“There’s a lesson for all you blockheads. You can’t just read the cases. You actually have to think about them. I sense that may be hard for some of you lemons, but to make it in this class and to make it as a lawyer, there is no substitute for gott-damned thinking.”

“Kozloski, for your benefit and the benefit of the rest of the sorry asses in this class, let’s take a couple minutes to see if a tort is ‘like uh…negligence,’ shall we?”

“Yes, sergeant.” Kozloski could feel himself beginning to hyperventilate.

“OK Kozloski, pay attention. Let’s suppose you wasted an entire night in the ‘Five to Four’ saloon drinking and trying to romance one of the young ladies in the joint.
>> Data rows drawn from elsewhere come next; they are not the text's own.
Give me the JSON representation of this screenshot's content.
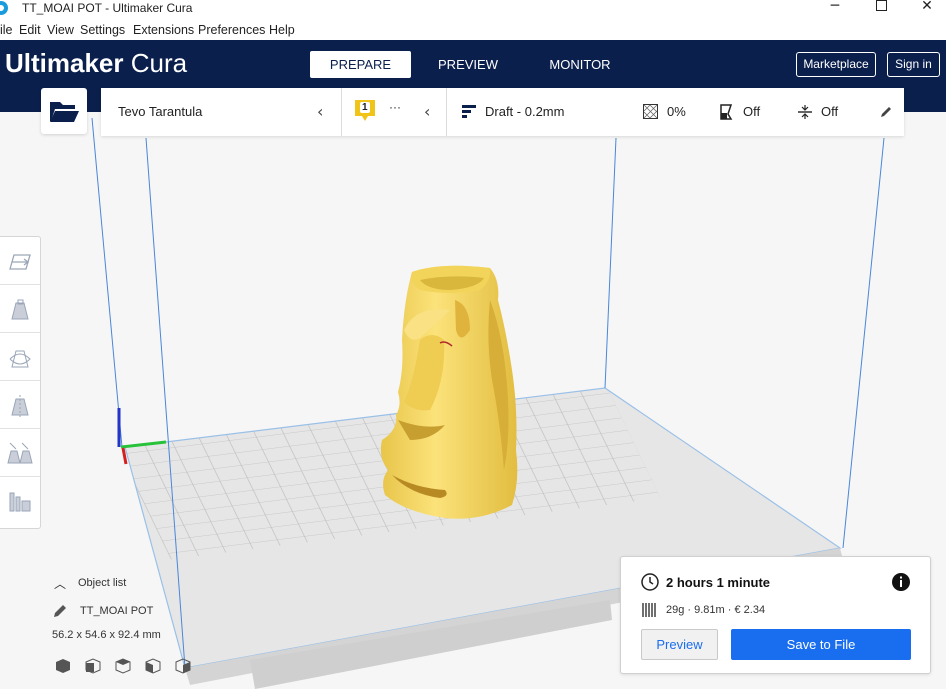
{
  "window": {
    "title": "TT_MOAI POT - Ultimaker Cura",
    "minimize": "─",
    "close": "✕"
  },
  "menu": [
    "ile",
    "Edit",
    "View",
    "Settings",
    "Extensions",
    "Preferences",
    "Help"
  ],
  "header": {
    "brand_bold": "Ultimaker",
    "brand_light": "Cura",
    "tabs": [
      "PREPARE",
      "PREVIEW",
      "MONITOR"
    ],
    "active_tab": "PREPARE",
    "marketplace": "Marketplace",
    "sign_in": "Sign in"
  },
  "toolbar": {
    "printer": "Tevo Tarantula",
    "extruder_badge": "1",
    "extruder_more": "···",
    "profile": "Draft - 0.2mm",
    "infill": "0%",
    "support": "Off",
    "adhesion": "Off"
  },
  "object_list": {
    "label": "Object list",
    "object_name": "TT_MOAI POT",
    "dimensions": "56.2 x 54.6 x 92.4 mm"
  },
  "print_panel": {
    "time": "2 hours 1 minute",
    "meta": "29g · 9.81m · € 2.34",
    "preview_button": "Preview",
    "save_button": "Save to File"
  },
  "colors": {
    "header_bg": "#0b1f4d",
    "accent": "#196ef0",
    "model": "#f6dc6c"
  },
  "icons": {
    "folder": "folder-open-icon",
    "clock": "clock-icon",
    "info": "info-icon",
    "edit": "pencil-icon"
  }
}
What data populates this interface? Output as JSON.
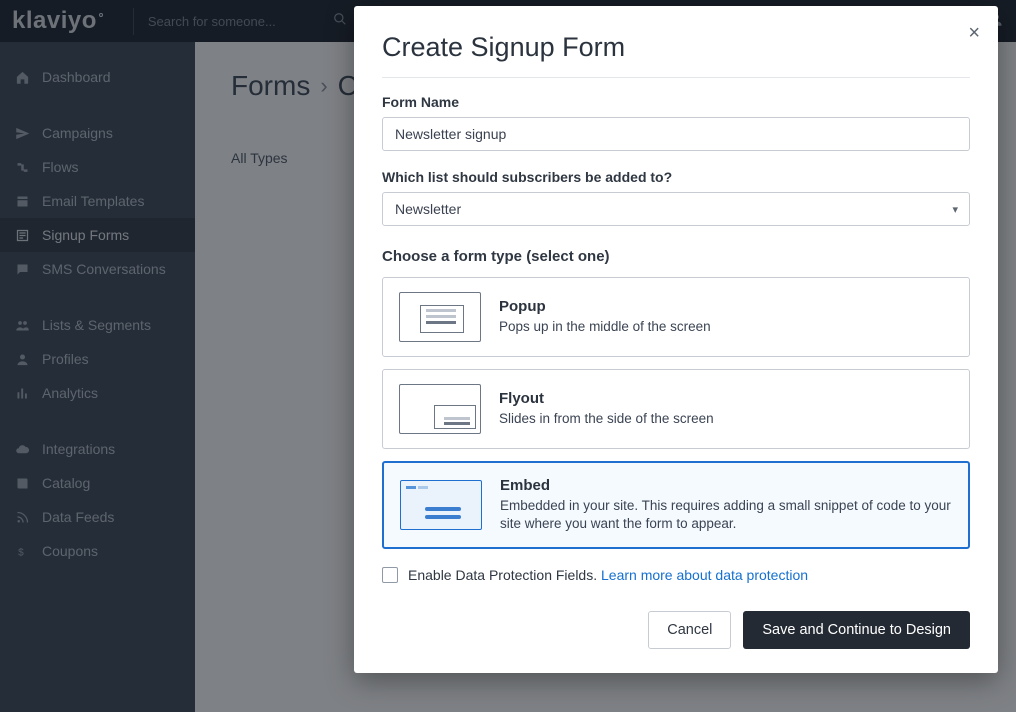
{
  "brand": "klaviyo",
  "search": {
    "placeholder": "Search for someone..."
  },
  "sidebar": {
    "items": [
      {
        "label": "Dashboard"
      },
      {
        "label": "Campaigns"
      },
      {
        "label": "Flows"
      },
      {
        "label": "Email Templates"
      },
      {
        "label": "Signup Forms"
      },
      {
        "label": "SMS Conversations"
      },
      {
        "label": "Lists & Segments"
      },
      {
        "label": "Profiles"
      },
      {
        "label": "Analytics"
      },
      {
        "label": "Integrations"
      },
      {
        "label": "Catalog"
      },
      {
        "label": "Data Feeds"
      },
      {
        "label": "Coupons"
      }
    ]
  },
  "main": {
    "breadcrumb_root": "Forms",
    "breadcrumb_current": "C",
    "tab_all": "All Types"
  },
  "modal": {
    "title": "Create Signup Form",
    "form_name_label": "Form Name",
    "form_name_value": "Newsletter signup",
    "list_label": "Which list should subscribers be added to?",
    "list_value": "Newsletter",
    "type_header": "Choose a form type (select one)",
    "types": {
      "popup": {
        "title": "Popup",
        "desc": "Pops up in the middle of the screen"
      },
      "flyout": {
        "title": "Flyout",
        "desc": "Slides in from the side of the screen"
      },
      "embed": {
        "title": "Embed",
        "desc": "Embedded in your site. This requires adding a small snippet of code to your site where you want the form to appear."
      }
    },
    "checkbox_label": "Enable Data Protection Fields. ",
    "checkbox_link": "Learn more about data protection",
    "cancel": "Cancel",
    "save": "Save and Continue to Design"
  }
}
You have been to the ‘Five to Four,’ haven’t you Kozloski?”

“Yes, sergeant; I have been there.” Kozloski, fearing the worst, thought, Oh God, could he possibly know that I referred to him as ‘General Patton’ at the ‘Five to Four?’
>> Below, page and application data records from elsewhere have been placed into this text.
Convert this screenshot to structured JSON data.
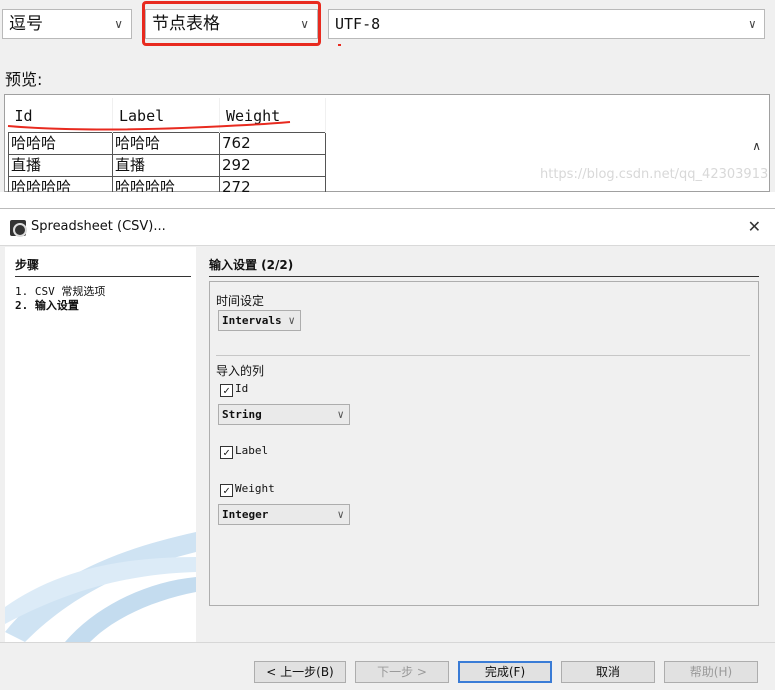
{
  "top": {
    "delimiter_value": "逗号",
    "import_as_value": "节点表格",
    "charset_value": "UTF-8",
    "preview_label": "预览:",
    "columns": [
      "Id",
      "Label",
      "Weight"
    ],
    "rows": [
      [
        "哈哈哈",
        "哈哈哈",
        "762"
      ],
      [
        "直播",
        "直播",
        "292"
      ],
      [
        "哈哈哈哈",
        "哈哈哈哈",
        "272"
      ]
    ],
    "watermark": "https://blog.csdn.net/qq_42303913",
    "annotation_color": "#e82a1f"
  },
  "dialog": {
    "title": "Spreadsheet (CSV)...",
    "steps_header": "步骤",
    "steps": [
      "1.  CSV 常规选项",
      "2.  输入设置"
    ],
    "content_header": "输入设置 (2/2)",
    "time_label": "时间设定",
    "time_value": "Intervals",
    "columns_label": "导入的列",
    "cols": [
      {
        "name": "Id",
        "checked": true,
        "type": "String"
      },
      {
        "name": "Label",
        "checked": true
      },
      {
        "name": "Weight",
        "checked": true,
        "type": "Integer"
      }
    ],
    "buttons": {
      "back": "< 上一步(B)",
      "next": "下一步 >",
      "finish": "完成(F)",
      "cancel": "取消",
      "help": "帮助(H)"
    }
  }
}
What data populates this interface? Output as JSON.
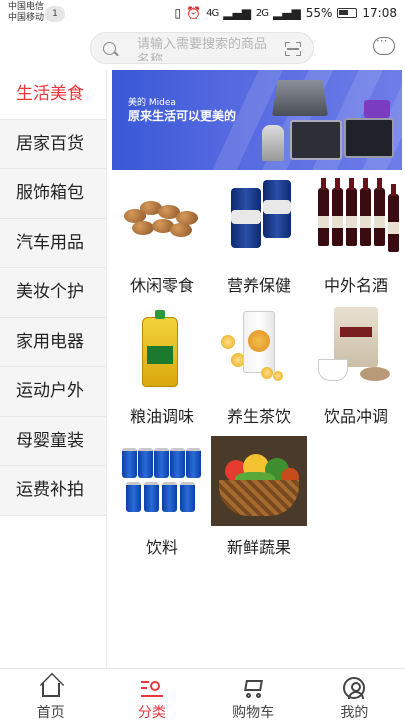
{
  "status_bar": {
    "carrier_1": "中国电信",
    "carrier_2": "中国移动",
    "notification_count": "1",
    "network_1": "4G",
    "network_2": "2G",
    "battery": "55%",
    "time": "17:08"
  },
  "search": {
    "placeholder": "请输入需要搜索的商品名称"
  },
  "sidebar": {
    "items": [
      {
        "label": "生活美食",
        "active": true
      },
      {
        "label": "居家百货",
        "active": false
      },
      {
        "label": "服饰箱包",
        "active": false
      },
      {
        "label": "汽车用品",
        "active": false
      },
      {
        "label": "美妆个护",
        "active": false
      },
      {
        "label": "家用电器",
        "active": false
      },
      {
        "label": "运动户外",
        "active": false
      },
      {
        "label": "母婴童装",
        "active": false
      },
      {
        "label": "运费补拍",
        "active": false
      }
    ]
  },
  "banner": {
    "brand": "美的 Midea",
    "slogan": "原来生活可以更美的"
  },
  "categories": [
    {
      "label": "休闲零食",
      "image": "nuts"
    },
    {
      "label": "营养保健",
      "image": "supplement-bottles"
    },
    {
      "label": "中外名酒",
      "image": "wine-bottles"
    },
    {
      "label": "粮油调味",
      "image": "cooking-oil"
    },
    {
      "label": "养生茶饮",
      "image": "herbal-tea"
    },
    {
      "label": "饮品冲调",
      "image": "coffee"
    },
    {
      "label": "饮料",
      "image": "soda-cans"
    },
    {
      "label": "新鲜蔬果",
      "image": "vegetable-basket"
    }
  ],
  "tabbar": {
    "tabs": [
      {
        "label": "首页",
        "icon": "home-icon",
        "active": false
      },
      {
        "label": "分类",
        "icon": "category-icon",
        "active": true
      },
      {
        "label": "购物车",
        "icon": "cart-icon",
        "active": false
      },
      {
        "label": "我的",
        "icon": "profile-icon",
        "active": false
      }
    ]
  },
  "colors": {
    "accent": "#e8383d",
    "banner": "#4a62dc"
  }
}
“You a beer drinker, Kozloski?”

“No, sergeant.”

“Well, what do you drink at the ‘Five to Four’?”

“Bourbon, Sergeant.”

“Well, I’ll be damned,” said Steele, “What’s your drink?”

Kozloski, answered, “When I have a little extra money, I drink ‘Maker’s Mark,’ but I also like ‘Jim Beam’ just fine.”

“Maker’s Mark? Jim Beam? Damn, Kozloski, there may be hope for you yet.”

After the class there would be a good deal of discussion over whether Steele had actually smiled at this point in the exchange. Some swore he did, but most were convinced he did not. Kozloski had been too frightened to notice.

“Let’s get back on track, Kozloski. So, let’s pretend that you spent the night at the ‘Five to Four” drinking Maker’s Mark. Is it Maker’s Mark on the rocks, Kozloski?”

“Yes, sergeant, on the rocks.”

“Fine, you come home late, after a night at the ‘Five to Four,’ with a belly full of bourbon and no date. You sit on the bed and take your shoes off. You’re too tired to put them away. You leave them on the floor next to the bed. You toss your clothes in a corner, and you hit the sack.”

“You following me, Kozloski?”

“Yes, sergeant.”

“A couple hours later, you wake up because you need to take a trip to the latrine.”

“Latrine, Sergeant?”

“The gott-damned bathroom, Kozloski!”

“Yes, sergeant, the bathroom.”

“OK you wake up, not feeling too well, and you walk in the direction of the latrine and you trip over your gott-damned shoes, fall down and break your pretty nose.”

“You getting this, Kozloski?”

“Yes, sergeant. Broken nose.”

“Would it be a smart thing to leave your shoes where you might trip over them in the middle of the night, particularly when you know a long night at the ‘Five to Four’ damned near always requires a middle-of-the-night trip to the latrine?”

“No, sergeant, that would not be a smart thing?”

“Would it be a reasonable thing to do, Kozloski?”

“No, Sergeant. It would not be reasonable.”

“Do you think it would be NEGLIGENT of you to leave your shoes where you could trip over them?”

“Yes, sergeant, I think that would be negligent.”

“So, we agree, Kozloski, as you would say, what we have here is ‘like…uh… negligence,’ isn’t it?”

“Yes, sergeant, we have negligence.”


Steele’s sudden outburst, startled virtually everyone in the class, after having been listening to what had become an almost conversational exchange between Kozloski and Steele. As for Kozloski, he later told his friends that, at this point, he almost shit himself.

“I guess that we don’t have a tort, sergeant.”

“You guess?” Well, let me assure you and the rest of you that we absolutely do NOT have a tort here. People, you can find yourself up to your ass in negligence and not have a gott-damned tort. You need other ingredients. Negligence by itself may create a tort waiting to happen, but it is not a gott-damned tort.”

“Does everyone understand that?”

“Yes, sergeant” the class responded together, obviously getting better at this with practice.

“All right. Take your seat, Kozloski.”

Momentarily taking the seating chart from a student as it was being passed around, Steele looked down, then looked up at the class and shouted, “Kelly!”

It was as if someone had punched Loretta Kelly in the chest. She was struck with an instant wave of nausea and dry mouth, as she stood and tried to assume the position of attention.

“OK, Kelly, now it’s your turn. Just what the hell is a tort?”

(To be continued)

No Comments »

No comments yet.

RSS feed for comments on this post.

Leave a comment

Powered by WordPress